• Task description
Please count, in the material below, each line containing "accent", and report only the number.

• Provided data
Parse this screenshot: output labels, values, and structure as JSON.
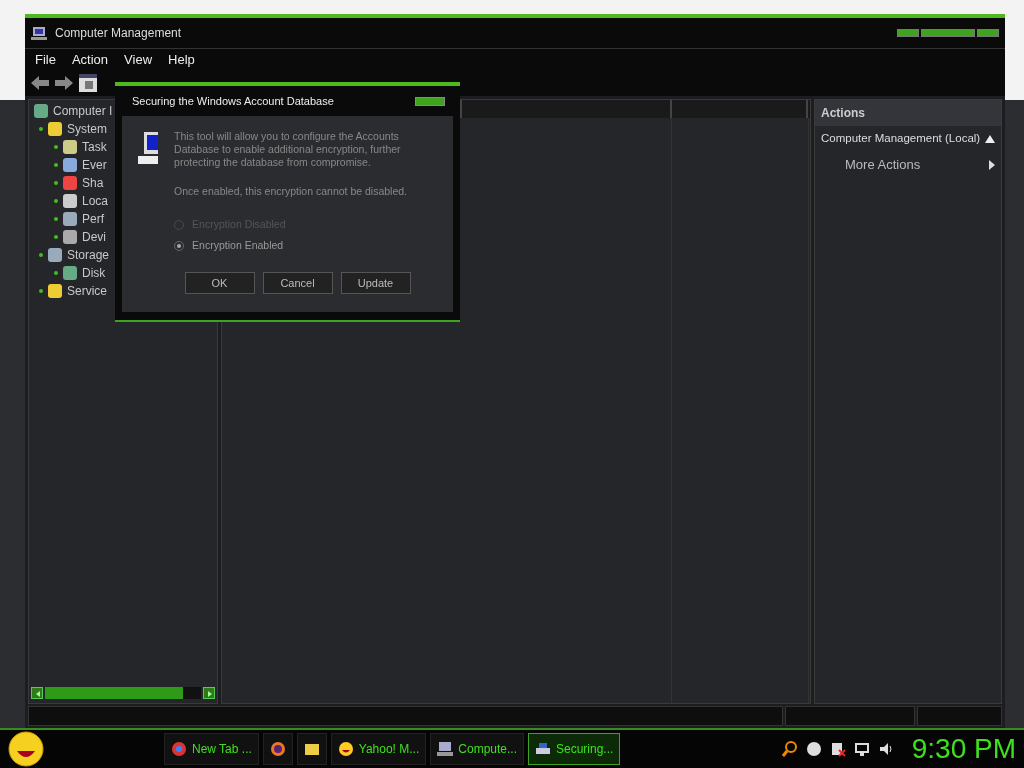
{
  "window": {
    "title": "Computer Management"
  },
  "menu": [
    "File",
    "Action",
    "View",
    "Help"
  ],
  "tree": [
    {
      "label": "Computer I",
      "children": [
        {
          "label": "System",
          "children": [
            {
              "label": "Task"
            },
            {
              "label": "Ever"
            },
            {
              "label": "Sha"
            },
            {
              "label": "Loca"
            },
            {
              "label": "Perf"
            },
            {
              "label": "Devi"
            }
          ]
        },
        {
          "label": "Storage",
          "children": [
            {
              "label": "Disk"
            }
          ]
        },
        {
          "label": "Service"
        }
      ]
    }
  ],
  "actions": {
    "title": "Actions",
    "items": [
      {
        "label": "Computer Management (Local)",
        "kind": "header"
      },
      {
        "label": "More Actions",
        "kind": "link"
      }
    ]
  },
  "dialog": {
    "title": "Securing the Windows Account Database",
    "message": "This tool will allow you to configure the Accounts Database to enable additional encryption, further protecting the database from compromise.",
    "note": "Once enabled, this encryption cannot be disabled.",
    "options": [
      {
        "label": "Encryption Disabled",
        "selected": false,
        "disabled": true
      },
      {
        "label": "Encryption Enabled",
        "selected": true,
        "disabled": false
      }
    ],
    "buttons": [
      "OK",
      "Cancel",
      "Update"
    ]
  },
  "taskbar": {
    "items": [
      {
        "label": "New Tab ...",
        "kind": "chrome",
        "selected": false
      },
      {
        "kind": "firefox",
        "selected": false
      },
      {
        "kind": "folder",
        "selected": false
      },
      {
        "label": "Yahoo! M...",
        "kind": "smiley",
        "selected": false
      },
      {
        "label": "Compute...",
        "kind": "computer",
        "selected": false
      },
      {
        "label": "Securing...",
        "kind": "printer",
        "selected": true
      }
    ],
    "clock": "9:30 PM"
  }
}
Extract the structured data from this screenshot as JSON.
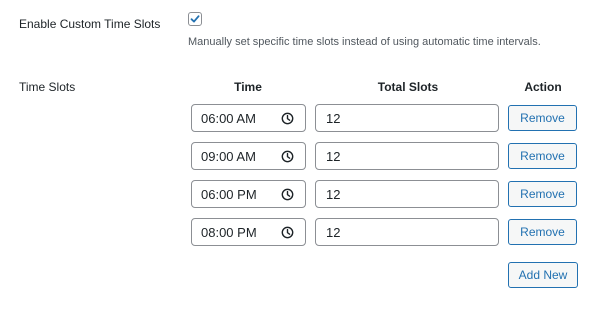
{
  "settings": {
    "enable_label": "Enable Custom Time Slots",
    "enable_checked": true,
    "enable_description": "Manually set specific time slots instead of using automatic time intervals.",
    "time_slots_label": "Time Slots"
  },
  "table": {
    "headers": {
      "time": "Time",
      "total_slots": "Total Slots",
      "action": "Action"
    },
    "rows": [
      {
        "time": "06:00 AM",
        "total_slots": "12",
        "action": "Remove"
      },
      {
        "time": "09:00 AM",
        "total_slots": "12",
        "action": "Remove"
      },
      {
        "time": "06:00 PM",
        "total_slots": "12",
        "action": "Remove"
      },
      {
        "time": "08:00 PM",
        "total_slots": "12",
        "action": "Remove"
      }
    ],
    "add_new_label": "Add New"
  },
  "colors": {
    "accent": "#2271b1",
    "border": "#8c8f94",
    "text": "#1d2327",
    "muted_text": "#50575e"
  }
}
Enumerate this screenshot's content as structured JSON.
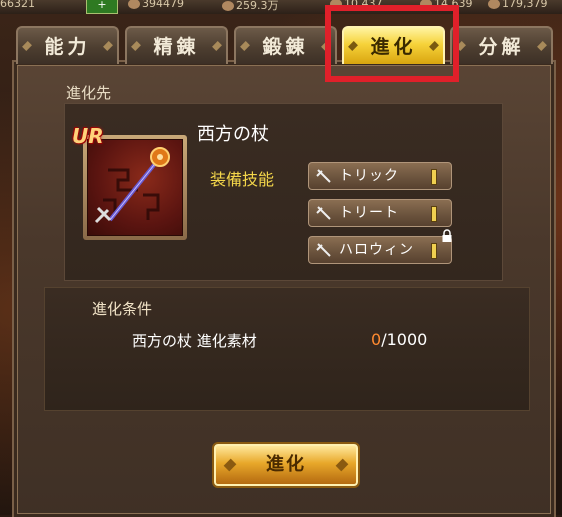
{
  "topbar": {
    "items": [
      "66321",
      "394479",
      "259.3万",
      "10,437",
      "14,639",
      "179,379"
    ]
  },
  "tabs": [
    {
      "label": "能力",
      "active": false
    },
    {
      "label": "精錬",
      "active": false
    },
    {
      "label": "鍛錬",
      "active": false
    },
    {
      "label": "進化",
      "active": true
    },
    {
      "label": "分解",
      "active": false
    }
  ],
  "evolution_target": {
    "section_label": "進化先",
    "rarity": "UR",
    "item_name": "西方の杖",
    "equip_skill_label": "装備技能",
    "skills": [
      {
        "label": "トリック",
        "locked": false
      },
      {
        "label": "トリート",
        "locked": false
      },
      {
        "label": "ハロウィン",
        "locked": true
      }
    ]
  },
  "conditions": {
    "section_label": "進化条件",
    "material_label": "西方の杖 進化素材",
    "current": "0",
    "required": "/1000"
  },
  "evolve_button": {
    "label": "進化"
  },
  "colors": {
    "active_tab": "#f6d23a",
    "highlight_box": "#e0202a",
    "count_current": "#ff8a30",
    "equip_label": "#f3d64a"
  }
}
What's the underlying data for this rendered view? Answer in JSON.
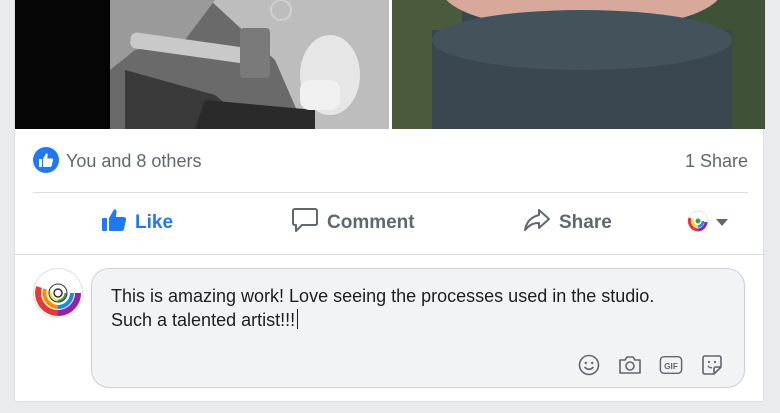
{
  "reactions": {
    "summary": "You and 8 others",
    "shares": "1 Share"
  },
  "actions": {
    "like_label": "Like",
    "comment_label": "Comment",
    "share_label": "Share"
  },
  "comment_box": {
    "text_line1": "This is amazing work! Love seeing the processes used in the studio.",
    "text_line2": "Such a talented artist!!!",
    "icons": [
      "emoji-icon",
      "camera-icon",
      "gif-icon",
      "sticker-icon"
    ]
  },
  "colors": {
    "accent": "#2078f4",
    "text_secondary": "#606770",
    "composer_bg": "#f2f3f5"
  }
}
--
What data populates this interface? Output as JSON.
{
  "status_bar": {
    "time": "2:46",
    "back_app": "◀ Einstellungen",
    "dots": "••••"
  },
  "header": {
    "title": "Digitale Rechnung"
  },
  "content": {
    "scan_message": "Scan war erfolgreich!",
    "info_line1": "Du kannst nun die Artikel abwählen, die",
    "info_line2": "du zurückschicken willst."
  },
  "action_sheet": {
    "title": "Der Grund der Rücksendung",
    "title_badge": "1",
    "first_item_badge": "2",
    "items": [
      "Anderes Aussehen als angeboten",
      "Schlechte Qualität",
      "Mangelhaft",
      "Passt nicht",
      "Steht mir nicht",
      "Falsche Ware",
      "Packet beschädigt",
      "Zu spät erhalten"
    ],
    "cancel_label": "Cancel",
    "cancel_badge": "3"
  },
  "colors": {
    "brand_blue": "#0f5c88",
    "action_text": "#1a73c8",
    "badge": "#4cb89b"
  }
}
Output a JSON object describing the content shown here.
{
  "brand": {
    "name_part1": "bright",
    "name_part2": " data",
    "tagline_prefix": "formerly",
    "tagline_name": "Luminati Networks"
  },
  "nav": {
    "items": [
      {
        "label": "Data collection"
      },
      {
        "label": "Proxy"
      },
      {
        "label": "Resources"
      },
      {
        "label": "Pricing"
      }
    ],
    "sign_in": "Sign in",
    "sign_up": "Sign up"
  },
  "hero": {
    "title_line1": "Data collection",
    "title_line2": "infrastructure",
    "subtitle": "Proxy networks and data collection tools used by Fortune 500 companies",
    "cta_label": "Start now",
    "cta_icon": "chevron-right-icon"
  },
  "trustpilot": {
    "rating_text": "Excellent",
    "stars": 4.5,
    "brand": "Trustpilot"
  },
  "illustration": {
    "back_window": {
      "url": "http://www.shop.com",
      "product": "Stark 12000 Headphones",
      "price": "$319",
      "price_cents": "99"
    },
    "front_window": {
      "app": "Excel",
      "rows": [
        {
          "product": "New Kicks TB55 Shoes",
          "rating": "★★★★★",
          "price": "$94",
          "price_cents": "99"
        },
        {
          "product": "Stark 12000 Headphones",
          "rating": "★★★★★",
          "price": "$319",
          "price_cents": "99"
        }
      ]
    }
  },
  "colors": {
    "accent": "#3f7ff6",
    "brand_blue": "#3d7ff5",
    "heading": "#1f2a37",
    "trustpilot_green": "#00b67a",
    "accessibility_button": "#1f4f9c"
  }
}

• The answer
3